What you should do »
All that is required is the number of lines in this listing that hold "Pinterest".

START Material shown

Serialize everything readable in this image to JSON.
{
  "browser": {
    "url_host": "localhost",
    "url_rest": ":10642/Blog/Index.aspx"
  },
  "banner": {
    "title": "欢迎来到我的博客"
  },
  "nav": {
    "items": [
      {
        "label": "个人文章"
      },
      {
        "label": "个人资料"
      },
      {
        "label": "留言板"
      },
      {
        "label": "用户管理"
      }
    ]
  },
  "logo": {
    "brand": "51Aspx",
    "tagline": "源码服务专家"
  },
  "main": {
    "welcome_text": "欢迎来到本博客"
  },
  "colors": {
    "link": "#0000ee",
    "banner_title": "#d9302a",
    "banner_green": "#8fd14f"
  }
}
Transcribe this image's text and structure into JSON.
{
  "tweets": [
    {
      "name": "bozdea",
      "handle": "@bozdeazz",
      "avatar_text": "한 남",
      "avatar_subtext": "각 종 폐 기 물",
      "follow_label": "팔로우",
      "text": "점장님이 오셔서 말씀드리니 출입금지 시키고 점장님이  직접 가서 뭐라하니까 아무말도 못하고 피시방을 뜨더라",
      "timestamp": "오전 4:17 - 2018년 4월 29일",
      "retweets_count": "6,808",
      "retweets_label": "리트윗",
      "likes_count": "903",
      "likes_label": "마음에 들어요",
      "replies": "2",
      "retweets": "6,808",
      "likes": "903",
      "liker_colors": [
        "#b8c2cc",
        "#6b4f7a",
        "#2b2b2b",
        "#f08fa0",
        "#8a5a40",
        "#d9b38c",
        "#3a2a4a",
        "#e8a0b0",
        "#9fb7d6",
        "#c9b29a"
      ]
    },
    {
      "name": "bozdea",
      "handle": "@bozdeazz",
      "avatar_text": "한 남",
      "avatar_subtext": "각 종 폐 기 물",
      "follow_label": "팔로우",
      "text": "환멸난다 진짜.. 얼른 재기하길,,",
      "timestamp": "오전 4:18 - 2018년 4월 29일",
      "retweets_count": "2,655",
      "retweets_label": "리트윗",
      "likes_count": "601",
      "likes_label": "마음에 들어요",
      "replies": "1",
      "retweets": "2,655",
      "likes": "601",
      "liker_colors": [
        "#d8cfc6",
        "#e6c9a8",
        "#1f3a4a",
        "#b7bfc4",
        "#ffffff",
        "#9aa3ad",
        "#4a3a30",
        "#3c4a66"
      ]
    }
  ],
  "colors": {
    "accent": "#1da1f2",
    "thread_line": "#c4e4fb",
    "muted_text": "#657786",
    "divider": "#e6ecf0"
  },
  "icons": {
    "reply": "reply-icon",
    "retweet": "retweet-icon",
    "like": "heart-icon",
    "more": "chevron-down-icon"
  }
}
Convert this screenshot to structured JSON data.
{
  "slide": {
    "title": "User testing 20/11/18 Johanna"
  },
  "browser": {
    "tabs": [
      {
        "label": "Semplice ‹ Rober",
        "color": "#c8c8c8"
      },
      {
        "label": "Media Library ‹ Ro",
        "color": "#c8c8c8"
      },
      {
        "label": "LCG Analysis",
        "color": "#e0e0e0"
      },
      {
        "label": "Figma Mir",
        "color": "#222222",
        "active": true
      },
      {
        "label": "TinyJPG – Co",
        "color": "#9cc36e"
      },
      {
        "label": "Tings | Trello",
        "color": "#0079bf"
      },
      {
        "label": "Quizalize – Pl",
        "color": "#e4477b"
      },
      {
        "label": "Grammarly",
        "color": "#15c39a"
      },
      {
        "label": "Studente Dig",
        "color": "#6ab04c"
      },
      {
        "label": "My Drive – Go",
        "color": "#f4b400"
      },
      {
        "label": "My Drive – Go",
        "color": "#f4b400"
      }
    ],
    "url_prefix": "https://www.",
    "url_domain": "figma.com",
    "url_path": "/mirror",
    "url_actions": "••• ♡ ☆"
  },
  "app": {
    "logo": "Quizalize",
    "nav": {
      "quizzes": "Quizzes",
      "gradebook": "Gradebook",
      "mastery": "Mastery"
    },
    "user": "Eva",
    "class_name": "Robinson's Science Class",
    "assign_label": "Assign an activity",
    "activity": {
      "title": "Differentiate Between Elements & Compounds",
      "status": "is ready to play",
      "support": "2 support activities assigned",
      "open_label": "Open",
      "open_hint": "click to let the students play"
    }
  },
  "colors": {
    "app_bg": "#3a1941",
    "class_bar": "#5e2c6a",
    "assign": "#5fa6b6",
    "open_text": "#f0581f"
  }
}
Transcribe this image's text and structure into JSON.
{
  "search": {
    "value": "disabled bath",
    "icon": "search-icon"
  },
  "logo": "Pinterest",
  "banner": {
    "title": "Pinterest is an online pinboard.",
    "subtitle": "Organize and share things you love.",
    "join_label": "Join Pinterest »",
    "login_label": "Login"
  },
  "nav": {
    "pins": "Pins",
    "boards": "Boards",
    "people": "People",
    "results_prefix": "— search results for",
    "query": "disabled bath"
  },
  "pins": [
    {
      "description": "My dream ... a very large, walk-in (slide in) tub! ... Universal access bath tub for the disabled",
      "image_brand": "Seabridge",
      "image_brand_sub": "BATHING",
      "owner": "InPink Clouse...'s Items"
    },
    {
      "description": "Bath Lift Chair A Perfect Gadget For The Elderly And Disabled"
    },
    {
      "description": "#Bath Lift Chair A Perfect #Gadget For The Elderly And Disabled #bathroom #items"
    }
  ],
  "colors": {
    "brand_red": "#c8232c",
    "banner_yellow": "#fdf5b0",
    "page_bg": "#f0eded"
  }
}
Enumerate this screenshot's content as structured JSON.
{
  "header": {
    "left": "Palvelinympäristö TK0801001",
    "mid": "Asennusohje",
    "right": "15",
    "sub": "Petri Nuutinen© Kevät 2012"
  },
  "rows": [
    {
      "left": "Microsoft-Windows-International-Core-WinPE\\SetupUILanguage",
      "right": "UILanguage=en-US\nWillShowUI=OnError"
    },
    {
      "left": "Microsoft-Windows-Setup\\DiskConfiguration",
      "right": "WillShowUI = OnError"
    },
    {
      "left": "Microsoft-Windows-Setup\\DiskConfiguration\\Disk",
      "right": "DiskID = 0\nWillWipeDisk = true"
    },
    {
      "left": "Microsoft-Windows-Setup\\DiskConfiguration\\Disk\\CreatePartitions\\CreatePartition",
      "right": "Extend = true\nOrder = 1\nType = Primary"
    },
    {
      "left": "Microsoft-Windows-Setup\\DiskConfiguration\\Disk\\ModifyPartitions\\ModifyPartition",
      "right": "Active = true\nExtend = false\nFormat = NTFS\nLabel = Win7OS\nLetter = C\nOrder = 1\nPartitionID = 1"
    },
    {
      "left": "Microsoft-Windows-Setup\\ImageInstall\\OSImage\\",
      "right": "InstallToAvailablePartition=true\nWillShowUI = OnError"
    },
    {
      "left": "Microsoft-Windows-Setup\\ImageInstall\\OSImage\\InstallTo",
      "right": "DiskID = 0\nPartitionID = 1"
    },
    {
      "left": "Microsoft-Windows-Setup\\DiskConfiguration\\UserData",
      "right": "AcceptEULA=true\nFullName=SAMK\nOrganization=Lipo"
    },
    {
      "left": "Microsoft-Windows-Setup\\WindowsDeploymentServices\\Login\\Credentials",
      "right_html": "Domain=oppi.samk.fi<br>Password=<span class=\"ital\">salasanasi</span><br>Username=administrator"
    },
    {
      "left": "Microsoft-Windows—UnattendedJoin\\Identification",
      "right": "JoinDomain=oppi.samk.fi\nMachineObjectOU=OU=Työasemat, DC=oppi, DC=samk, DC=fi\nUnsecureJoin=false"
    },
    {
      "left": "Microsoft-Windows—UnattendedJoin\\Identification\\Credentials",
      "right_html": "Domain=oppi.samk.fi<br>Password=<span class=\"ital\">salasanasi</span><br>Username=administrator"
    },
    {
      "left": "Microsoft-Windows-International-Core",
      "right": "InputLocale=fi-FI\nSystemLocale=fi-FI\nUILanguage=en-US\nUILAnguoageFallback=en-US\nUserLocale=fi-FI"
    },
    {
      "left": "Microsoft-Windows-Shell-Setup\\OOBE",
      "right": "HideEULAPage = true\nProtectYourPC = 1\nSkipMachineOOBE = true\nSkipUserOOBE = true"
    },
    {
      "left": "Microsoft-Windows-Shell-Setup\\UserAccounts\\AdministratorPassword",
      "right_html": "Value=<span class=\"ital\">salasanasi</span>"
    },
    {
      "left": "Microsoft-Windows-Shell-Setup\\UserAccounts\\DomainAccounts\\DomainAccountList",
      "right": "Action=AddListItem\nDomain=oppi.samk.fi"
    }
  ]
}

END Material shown

Final answer »
3